> **Data for this exercise**:
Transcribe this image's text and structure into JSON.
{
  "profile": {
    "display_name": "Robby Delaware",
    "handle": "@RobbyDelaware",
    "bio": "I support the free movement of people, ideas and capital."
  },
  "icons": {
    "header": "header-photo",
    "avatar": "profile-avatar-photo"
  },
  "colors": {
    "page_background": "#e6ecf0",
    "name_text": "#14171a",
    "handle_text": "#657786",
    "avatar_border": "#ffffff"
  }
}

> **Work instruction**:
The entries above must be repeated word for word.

> **The completed task**:
Transcribe this image's text and structure into JSON.
{
  "profile": {
    "display_name": "Robby Delaware",
    "handle": "@RobbyDelaware",
    "bio": "I support the free movement of people, ideas and capital."
  },
  "icons": {
    "header": "header-photo",
    "avatar": "profile-avatar-photo"
  },
  "colors": {
    "page_background": "#e6ecf0",
    "name_text": "#14171a",
    "handle_text": "#657786",
    "avatar_border": "#ffffff"
  }
}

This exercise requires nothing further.